**Your task**.
How many lines of these records hold the string "date"? Reply with the number alone.

··· Data for analysis ···

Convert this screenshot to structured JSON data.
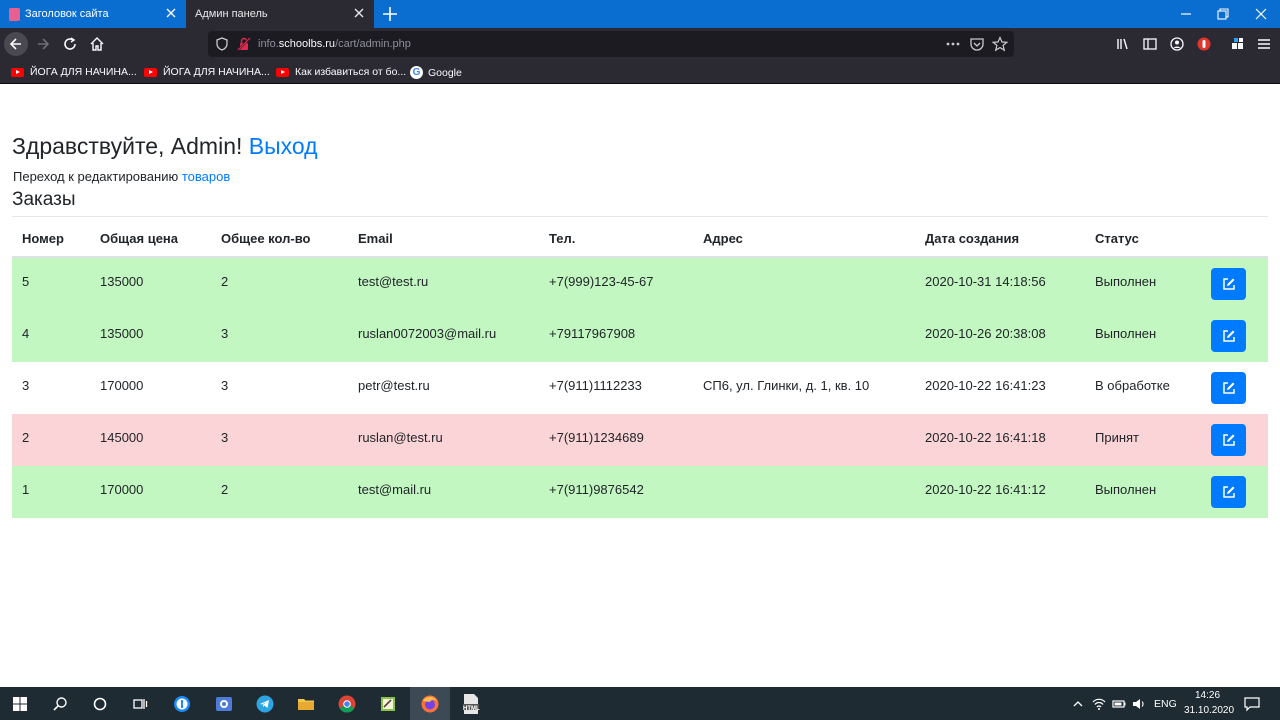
{
  "browser": {
    "tabs": [
      {
        "title": "Заголовок сайта"
      },
      {
        "title": "Админ панель"
      }
    ],
    "url": {
      "prefix": "info.",
      "domain": "schoolbs.ru",
      "path": "/cart/admin.php"
    },
    "bookmarks": [
      {
        "label": "ЙОГА ДЛЯ НАЧИНА..."
      },
      {
        "label": "ЙОГА ДЛЯ НАЧИНА..."
      },
      {
        "label": "Как избавиться от бо..."
      },
      {
        "label": "Google"
      }
    ]
  },
  "page": {
    "greeting": "Здравствуйте, Admin!",
    "logout_link": "Выход",
    "edit_prefix": "Переход к редактированию",
    "edit_link": "товаров",
    "orders_title": "Заказы",
    "columns": [
      "Номер",
      "Общая цена",
      "Общее кол-во",
      "Email",
      "Тел.",
      "Адрес",
      "Дата создания",
      "Статус"
    ],
    "orders": [
      {
        "id": "5",
        "price": "135000",
        "qty": "2",
        "email": "test@test.ru",
        "phone": "+7(999)123-45-67",
        "address": "",
        "date": "2020-10-31 14:18:56",
        "status": "Выполнен",
        "row_color": "#c3f7c2"
      },
      {
        "id": "4",
        "price": "135000",
        "qty": "3",
        "email": "ruslan0072003@mail.ru",
        "phone": "+79117967908",
        "address": "",
        "date": "2020-10-26 20:38:08",
        "status": "Выполнен",
        "row_color": "#c3f7c2"
      },
      {
        "id": "3",
        "price": "170000",
        "qty": "3",
        "email": "petr@test.ru",
        "phone": "+7(911)1112233",
        "address": "СП6, ул. Глинки, д. 1, кв. 10",
        "date": "2020-10-22 16:41:23",
        "status": "В обработке",
        "row_color": "#ffffff"
      },
      {
        "id": "2",
        "price": "145000",
        "qty": "3",
        "email": "ruslan@test.ru",
        "phone": "+7(911)1234689",
        "address": "",
        "date": "2020-10-22 16:41:18",
        "status": "Принят",
        "row_color": "#fbd4d7"
      },
      {
        "id": "1",
        "price": "170000",
        "qty": "2",
        "email": "test@mail.ru",
        "phone": "+7(911)9876542",
        "address": "",
        "date": "2020-10-22 16:41:12",
        "status": "Выполнен",
        "row_color": "#c3f7c2"
      }
    ],
    "accent_color": "#007bff"
  },
  "taskbar": {
    "language": "ENG",
    "time": "14:26",
    "date": "31.10.2020",
    "html_app_label": "HTML",
    "icons": [
      "windows-start-icon",
      "search-icon",
      "cortana-icon",
      "task-view-icon",
      "password-manager-icon",
      "screen-recorder-icon",
      "telegram-icon",
      "file-explorer-icon",
      "chrome-icon",
      "notepad-icon",
      "firefox-icon",
      "html-file-icon"
    ]
  }
}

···

**Written solution**.
6